A.G.'s scores were not suggestive of ADHD. Defs' Mot. at 3; AR at 45-52.
During the course of the 2007-2008 school year, A.G. continued to struggle in school. Pl's Mot. at 4; AR at 12. On December 5, 2007, a multi-disciplinary team ("MDT") convened to review the results of the August 2007 testing and to determine whether A.G. was eligible for special education services. Pl's Mot. at 4; Defs' Mot. at 3; AR at 56-61. Theodore informed the MDT at this time that A.G. had previously been diagnosed with attention deficit with hyperactive disorder ("ADHD") in 2001, but did not provide the team with any supporting documentation. Pl's Mot. at 4; Defs' Mot. at 3; AR at 58. Ultimately, the December 2007 MDT concluded that A.G. was not eligible for special education services. Id.
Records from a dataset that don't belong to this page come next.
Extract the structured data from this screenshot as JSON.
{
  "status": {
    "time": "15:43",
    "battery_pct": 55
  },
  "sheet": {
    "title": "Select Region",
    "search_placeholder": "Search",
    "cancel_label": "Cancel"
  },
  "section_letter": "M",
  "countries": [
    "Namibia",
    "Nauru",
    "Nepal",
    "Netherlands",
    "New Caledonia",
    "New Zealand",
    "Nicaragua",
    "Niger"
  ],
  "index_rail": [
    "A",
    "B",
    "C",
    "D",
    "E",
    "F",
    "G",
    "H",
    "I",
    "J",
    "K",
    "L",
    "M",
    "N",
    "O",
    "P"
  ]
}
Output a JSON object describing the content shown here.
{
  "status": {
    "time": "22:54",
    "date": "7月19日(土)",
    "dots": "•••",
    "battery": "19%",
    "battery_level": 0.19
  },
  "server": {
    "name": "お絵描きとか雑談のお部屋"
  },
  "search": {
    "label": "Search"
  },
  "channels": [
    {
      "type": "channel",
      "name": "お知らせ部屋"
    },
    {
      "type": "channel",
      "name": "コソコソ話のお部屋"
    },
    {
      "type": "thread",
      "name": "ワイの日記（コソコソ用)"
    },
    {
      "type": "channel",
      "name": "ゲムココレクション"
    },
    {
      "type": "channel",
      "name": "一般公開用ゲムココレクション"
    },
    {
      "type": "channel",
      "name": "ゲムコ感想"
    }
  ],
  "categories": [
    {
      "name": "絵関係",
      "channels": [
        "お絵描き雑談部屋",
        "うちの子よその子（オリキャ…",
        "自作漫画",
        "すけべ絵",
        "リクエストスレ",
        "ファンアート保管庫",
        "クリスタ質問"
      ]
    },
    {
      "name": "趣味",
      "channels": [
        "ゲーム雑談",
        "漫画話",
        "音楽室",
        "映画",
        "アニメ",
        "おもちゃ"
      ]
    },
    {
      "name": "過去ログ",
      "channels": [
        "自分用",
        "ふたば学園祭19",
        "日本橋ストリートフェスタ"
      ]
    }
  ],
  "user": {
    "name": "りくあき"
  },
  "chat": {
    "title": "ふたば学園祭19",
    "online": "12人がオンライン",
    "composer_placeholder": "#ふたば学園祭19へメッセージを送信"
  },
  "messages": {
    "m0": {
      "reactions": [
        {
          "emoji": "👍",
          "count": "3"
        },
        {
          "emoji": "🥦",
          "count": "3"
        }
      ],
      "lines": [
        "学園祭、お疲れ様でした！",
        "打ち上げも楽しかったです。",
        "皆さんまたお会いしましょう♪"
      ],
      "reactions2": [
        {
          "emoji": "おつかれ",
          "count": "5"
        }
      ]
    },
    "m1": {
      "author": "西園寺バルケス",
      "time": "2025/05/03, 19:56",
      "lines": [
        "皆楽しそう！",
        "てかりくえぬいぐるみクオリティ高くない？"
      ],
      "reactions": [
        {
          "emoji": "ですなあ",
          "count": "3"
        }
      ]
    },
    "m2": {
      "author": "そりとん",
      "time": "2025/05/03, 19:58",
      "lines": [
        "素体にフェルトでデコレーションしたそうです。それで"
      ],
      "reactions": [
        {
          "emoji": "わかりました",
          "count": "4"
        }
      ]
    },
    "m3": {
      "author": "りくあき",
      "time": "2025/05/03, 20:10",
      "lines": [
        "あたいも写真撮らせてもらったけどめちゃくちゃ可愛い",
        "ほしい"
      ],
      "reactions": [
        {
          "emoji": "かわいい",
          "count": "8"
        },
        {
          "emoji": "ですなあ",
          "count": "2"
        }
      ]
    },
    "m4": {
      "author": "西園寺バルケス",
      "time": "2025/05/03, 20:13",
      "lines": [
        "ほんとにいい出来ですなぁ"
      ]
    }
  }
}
In January 2008, Theodore requested that DCPS perform neuropsychological and other examinations of A.G. Pl's Mot. at 4; Defs' Mot. at 3; AR at 75, 117. After DCPS denied Theodore's request, she filed her first due process hearing request (DPHR #1) in March 2008 alleging that DCPS had denied A.G. a FAPE by failing to fund the additional testing. Pl's Mot. at 4; Defs' Mot. at 4; AR at 98-105. On April 17, 2008, a Hearing Officer Determination (HOD #1) was issued that dismissed Theodore's complaint with prejudice on the ground that DCPS had properly concluded that A.G. was ineligible for special educational services. Pl's Mot. at 4; Defs' Mot. at 4; AR at 98-105.
In May 2008, Theodore filed a second DPHR (DPHR #2) alleging that DCPS had denied A.G. a FAPE by failing to evaluate, determine eligibility for, and develop an appropriate IEP and placement for her. Pl's Mot. at 5; Defs' Mot. at 4. A second HOD (HOD #2) in July 2008 found that DCPS had properly evaluated A.G. and made a timely determination that A.G. was ineligible for special education services. Id. In September 2008, Theodore requested an additional MDT meeting where she presented letters from August 2008 indicating that A.G. had been diagnosed with ADHD in 2001. Pl's Mot. at 5-6; Defs' Mot. at 4; AR at 77-78. DCPS again declined to fund additional testing and Theodore then filed her third DPHR (DPHR #3). A third HOD (HOD #3), issued in December 2008, dismissed Theodore's complaint as barred by res judicata after finding that DPHR #3 contained facts and allegations that had already been addressed in the previous due process complaints and HODs. Pl's Mot. at 6; Defs' Mot. at 5. After Theodore's motion for reconsideration was constructively denied, she filed the complaint now before this Court on April 10, 2009.
In its 2009 opinion, this Court dismissed several of Theodore's requests for relief as moot. See Theodore, 655 F. Supp. at 144 (finding that Theodore's requests for additional evaluations and an IEP meeting were moot because a judgment would not "presently affect the parties' rights"). The remaining claim is Theodore's contention that an administrative hearing officer improperly rejected her allegation that DCPS's failure to fund independent psychological testing for A.G. denied her a FAPE, and that A.G. is thus entitled to compensatory education. After ...